## Exercise details
For every entry, output the exact wording.

Data records for software interfaces
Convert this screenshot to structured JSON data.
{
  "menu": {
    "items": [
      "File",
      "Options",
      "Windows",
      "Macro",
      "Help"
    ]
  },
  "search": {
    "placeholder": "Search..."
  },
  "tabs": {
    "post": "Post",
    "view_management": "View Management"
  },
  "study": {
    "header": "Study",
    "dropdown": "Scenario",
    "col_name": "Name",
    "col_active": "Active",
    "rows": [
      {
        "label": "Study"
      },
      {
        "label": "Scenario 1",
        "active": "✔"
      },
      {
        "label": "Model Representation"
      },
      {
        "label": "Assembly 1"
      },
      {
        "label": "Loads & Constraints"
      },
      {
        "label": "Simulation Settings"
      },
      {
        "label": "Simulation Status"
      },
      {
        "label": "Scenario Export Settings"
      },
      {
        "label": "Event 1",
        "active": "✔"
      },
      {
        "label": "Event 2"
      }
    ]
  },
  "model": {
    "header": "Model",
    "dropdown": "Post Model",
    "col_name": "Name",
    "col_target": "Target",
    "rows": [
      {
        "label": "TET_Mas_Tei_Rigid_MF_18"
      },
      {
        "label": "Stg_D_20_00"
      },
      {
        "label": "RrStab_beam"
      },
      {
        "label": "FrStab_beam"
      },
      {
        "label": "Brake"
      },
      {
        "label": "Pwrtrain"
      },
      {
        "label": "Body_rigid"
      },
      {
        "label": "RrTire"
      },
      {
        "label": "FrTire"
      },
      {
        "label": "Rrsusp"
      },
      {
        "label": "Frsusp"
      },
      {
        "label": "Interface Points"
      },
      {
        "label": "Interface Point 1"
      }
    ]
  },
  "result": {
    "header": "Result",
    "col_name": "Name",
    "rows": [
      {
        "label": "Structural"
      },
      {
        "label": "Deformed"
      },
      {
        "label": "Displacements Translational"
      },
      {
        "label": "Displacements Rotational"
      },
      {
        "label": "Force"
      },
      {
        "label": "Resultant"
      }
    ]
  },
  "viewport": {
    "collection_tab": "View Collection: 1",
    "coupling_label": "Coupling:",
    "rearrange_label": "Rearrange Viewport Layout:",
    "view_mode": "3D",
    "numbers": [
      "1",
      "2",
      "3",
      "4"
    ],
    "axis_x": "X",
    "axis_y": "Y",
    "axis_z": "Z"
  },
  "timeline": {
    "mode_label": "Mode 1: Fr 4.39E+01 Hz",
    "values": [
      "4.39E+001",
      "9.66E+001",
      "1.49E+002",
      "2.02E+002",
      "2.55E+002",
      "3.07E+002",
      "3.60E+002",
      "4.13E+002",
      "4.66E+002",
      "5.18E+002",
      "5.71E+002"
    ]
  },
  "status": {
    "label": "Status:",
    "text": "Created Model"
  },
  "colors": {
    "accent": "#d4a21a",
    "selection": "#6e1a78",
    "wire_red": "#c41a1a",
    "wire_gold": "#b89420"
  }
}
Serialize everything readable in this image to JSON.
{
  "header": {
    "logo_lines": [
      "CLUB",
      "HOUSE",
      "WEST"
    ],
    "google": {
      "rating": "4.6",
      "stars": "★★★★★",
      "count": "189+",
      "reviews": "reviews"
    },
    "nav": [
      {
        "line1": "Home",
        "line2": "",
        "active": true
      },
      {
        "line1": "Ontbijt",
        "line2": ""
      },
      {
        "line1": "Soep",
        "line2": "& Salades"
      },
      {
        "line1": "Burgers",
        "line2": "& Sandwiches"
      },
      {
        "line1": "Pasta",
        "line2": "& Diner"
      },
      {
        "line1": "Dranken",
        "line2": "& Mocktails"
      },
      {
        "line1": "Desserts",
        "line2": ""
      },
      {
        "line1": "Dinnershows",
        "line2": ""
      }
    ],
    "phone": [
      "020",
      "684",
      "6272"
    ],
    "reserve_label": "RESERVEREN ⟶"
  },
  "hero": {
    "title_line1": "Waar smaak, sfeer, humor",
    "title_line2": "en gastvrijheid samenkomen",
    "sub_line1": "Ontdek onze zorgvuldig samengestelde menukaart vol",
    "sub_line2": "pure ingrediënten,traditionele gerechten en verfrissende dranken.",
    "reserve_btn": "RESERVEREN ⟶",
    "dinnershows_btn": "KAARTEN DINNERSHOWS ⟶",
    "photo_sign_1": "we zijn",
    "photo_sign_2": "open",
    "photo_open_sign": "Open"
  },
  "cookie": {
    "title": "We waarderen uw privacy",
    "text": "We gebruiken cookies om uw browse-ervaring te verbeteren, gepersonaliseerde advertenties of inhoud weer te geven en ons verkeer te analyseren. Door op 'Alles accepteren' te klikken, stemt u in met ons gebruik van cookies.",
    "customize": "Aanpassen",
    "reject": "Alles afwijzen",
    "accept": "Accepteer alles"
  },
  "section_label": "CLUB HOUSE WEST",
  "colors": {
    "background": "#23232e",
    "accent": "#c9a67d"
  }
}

## Solution for this task
Convert this screenshot to structured JSON data.
{
  "menu": {
    "items": [
      "File",
      "Options",
      "Windows",
      "Macro",
      "Help"
    ]
  },
  "search": {
    "placeholder": "Search..."
  },
  "tabs": {
    "post": "Post",
    "view_management": "View Management"
  },
  "study": {
    "header": "Study",
    "dropdown": "Scenario",
    "col_name": "Name",
    "col_active": "Active",
    "rows": [
      {
        "label": "Study"
      },
      {
        "label": "Scenario 1",
        "active": "✔"
      },
      {
        "label": "Model Representation"
      },
      {
        "label": "Assembly 1"
      },
      {
        "label": "Loads & Constraints"
      },
      {
        "label": "Simulation Settings"
      },
      {
        "label": "Simulation Status"
      },
      {
        "label": "Scenario Export Settings"
      },
      {
        "label": "Event 1",
        "active": "✔"
      },
      {
        "label": "Event 2"
      }
    ]
  },
  "model": {
    "header": "Model",
    "dropdown": "Post Model",
    "col_name": "Name",
    "col_target": "Target",
    "rows": [
      {
        "label": "TET_Mas_Tei_Rigid_MF_18"
      },
      {
        "label": "Stg_D_20_00"
      },
      {
        "label": "RrStab_beam"
      },
      {
        "label": "FrStab_beam"
      },
      {
        "label": "Brake"
      },
      {
        "label": "Pwrtrain"
      },
      {
        "label": "Body_rigid"
      },
      {
        "label": "RrTire"
      },
      {
        "label": "FrTire"
      },
      {
        "label": "Rrsusp"
      },
      {
        "label": "Frsusp"
      },
      {
        "label": "Interface Points"
      },
      {
        "label": "Interface Point 1"
      }
    ]
  },
  "result": {
    "header": "Result",
    "col_name": "Name",
    "rows": [
      {
        "label": "Structural"
      },
      {
        "label": "Deformed"
      },
      {
        "label": "Displacements Translational"
      },
      {
        "label": "Displacements Rotational"
      },
      {
        "label": "Force"
      },
      {
        "label": "Resultant"
      }
    ]
  },
  "viewport": {
    "collection_tab": "View Collection: 1",
    "coupling_label": "Coupling:",
    "rearrange_label": "Rearrange Viewport Layout:",
    "view_mode": "3D",
    "numbers": [
      "1",
      "2",
      "3",
      "4"
    ],
    "axis_x": "X",
    "axis_y": "Y",
    "axis_z": "Z"
  },
  "timeline": {
    "mode_label": "Mode 1: Fr 4.39E+01 Hz",
    "values": [
      "4.39E+001",
      "9.66E+001",
      "1.49E+002",
      "2.02E+002",
      "2.55E+002",
      "3.07E+002",
      "3.60E+002",
      "4.13E+002",
      "4.66E+002",
      "5.18E+002",
      "5.71E+002"
    ]
  },
  "status": {
    "label": "Status:",
    "text": "Created Model"
  },
  "colors": {
    "accent": "#d4a21a",
    "selection": "#6e1a78",
    "wire_red": "#c41a1a",
    "wire_gold": "#b89420"
  }
}
Serialize everything readable in this image to JSON.
{
  "header": {
    "logo_lines": [
      "CLUB",
      "HOUSE",
      "WEST"
    ],
    "google": {
      "rating": "4.6",
      "stars": "★★★★★",
      "count": "189+",
      "reviews": "reviews"
    },
    "nav": [
      {
        "line1": "Home",
        "line2": "",
        "active": true
      },
      {
        "line1": "Ontbijt",
        "line2": ""
      },
      {
        "line1": "Soep",
        "line2": "& Salades"
      },
      {
        "line1": "Burgers",
        "line2": "& Sandwiches"
      },
      {
        "line1": "Pasta",
        "line2": "& Diner"
      },
      {
        "line1": "Dranken",
        "line2": "& Mocktails"
      },
      {
        "line1": "Desserts",
        "line2": ""
      },
      {
        "line1": "Dinnershows",
        "line2": ""
      }
    ],
    "phone": [
      "020",
      "684",
      "6272"
    ],
    "reserve_label": "RESERVEREN ⟶"
  },
  "hero": {
    "title_line1": "Waar smaak, sfeer, humor",
    "title_line2": "en gastvrijheid samenkomen",
    "sub_line1": "Ontdek onze zorgvuldig samengestelde menukaart vol",
    "sub_line2": "pure ingrediënten,traditionele gerechten en verfrissende dranken.",
    "reserve_btn": "RESERVEREN ⟶",
    "dinnershows_btn": "KAARTEN DINNERSHOWS ⟶",
    "photo_sign_1": "we zijn",
    "photo_sign_2": "open",
    "photo_open_sign": "Open"
  },
  "cookie": {
    "title": "We waarderen uw privacy",
    "text": "We gebruiken cookies om uw browse-ervaring te verbeteren, gepersonaliseerde advertenties of inhoud weer te geven en ons verkeer te analyseren. Door op 'Alles accepteren' te klikken, stemt u in met ons gebruik van cookies.",
    "customize": "Aanpassen",
    "reject": "Alles afwijzen",
    "accept": "Accepteer alles"
  },
  "section_label": "CLUB HOUSE WEST",
  "colors": {
    "background": "#23232e",
    "accent": "#c9a67d"
  }
}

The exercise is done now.